By Keilly Witman
KW Refrigerant Management Strategy LLC
Convenience stores and drugstores have long had the luxury of being blissfully unaware of refrigerant environmental regulations. Historically, most retailers in this sector were able to meet their refrigeration needs with self-contained refrigeration equipment that uses less than 50 pounds of refrigerant, meaning that most of the EPA’s Section 608 regulations did not apply. Some larger convenience stores or other stores with slightly greater refrigeration needs may have used cool rooms and single condensing units, but overall, it was uncommon to hear of a convenience store with a full refrigeration system.
But as stores in this sector add more fresh and prepared foods to their assortment, they are finding themselves suddenly immersed in a refrigeration world that they are no longer able to avoid.
Equipment manufacturers, having recognized the largely unmet need for more sophisticated refrigeration systems in convenience and drug stores, are now going after that market aggressively. This means that convenience store owners are faced with a barrage of information, with little time to absorb it. It’s like an American watching her first cricket match with a group of Brits: everyone fights to be the one to explain the rules to the newcomer, and the newcomer tries to appear interested while wishing she were just about anywhere else on the planet.
To the uninitiated American, a cricket match looks like a bunch of people running around with no clue where they are going and no idea what the next move is, adhering strictly to a random set of rules, with no end in sight. That may sound familiar to those who have spent decades in supermarket refrigeration: Supermarkets moved away from one “bad” refrigerant only to find that the alternative refrigerants themselves turned out to be bad for the environment. Supermarkets struggled to comply with a set of seemingly random EPA rules, and it’s clear in hindsight that those rules got the industry even further away from the desired endgame.
Imagine a different scenario: The same American is invited to a cricket match, and she shows up very late in the game. Someone leans over and says to her, “if the guy holding the bat does x, the game is over and we’ve won.” That’s not so bad. In fact, it could turn out to be fun … or at least tolerable. That’s the enviable position where convenience stores find themselves now. They’ve come late to the refrigeration game, arriving just as it becomes clear what needs to be done to win.
It is widely acknowledged that the EPA and CARB want supermarkets to move to low GWP refrigerants, but up until now, no one really knew what the definition of a low-GWP refrigerant was. Supermarkets began the transition from high GWP refrigerants like 404-A and 507-A back in 2009 by moving to the “low-GWP” 407 series, which, as it happens, were never low-GWP at all. They were just a temporary reprieve. Lower GWP HFOs are on the horizon, but the industry is already in agreement that, while they are lower-GWP, they are still not low-GWP.
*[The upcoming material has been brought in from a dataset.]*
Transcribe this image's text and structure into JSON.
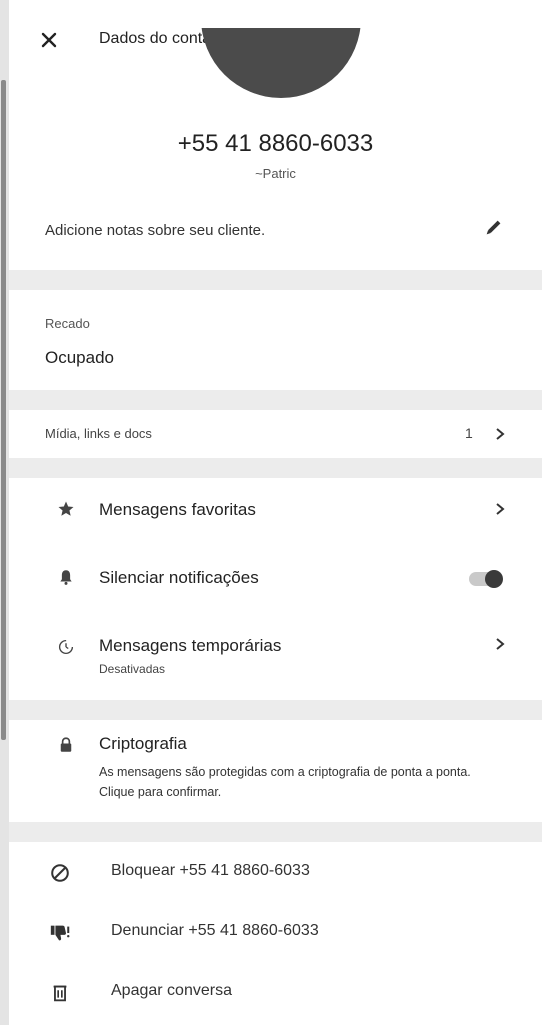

For the first time ever, the industry has true low-GWP options available in the various natural refrigerants now on the market. The end of the game is in sight. While supermarkets face all kinds of challenges in shifting their old refrigeration paradigm to take advantage of naturals, convenience stores new to the refrigeration game can go straight to the new paradigm and bypass the struggle.
Instead of choosing to install traditional HFC refrigeration systems, thereby placing themselves right in the middle of the traditional supermarket quagmire, convenience stores have a chance to skip the confusing middle innings and go straight to naturals, showing up just in time to record the win.
Keilly Witman is the owner of KW Refrigerant Management Strategy, a consulting firm that helps the supermarket industry manage the many strategic challenges of today’s and tomorrow’s refrigeration world. In 2015, she helped found the North American Sustainable Refrigeration Council, a nonprofit that promotes the use of natural refrigerants in the grocery sector. Prior to starting her own firm, she ran the EPA’s GreenChill Partnership, which grew to encompass more than 8,500 supermarkets during her tenure.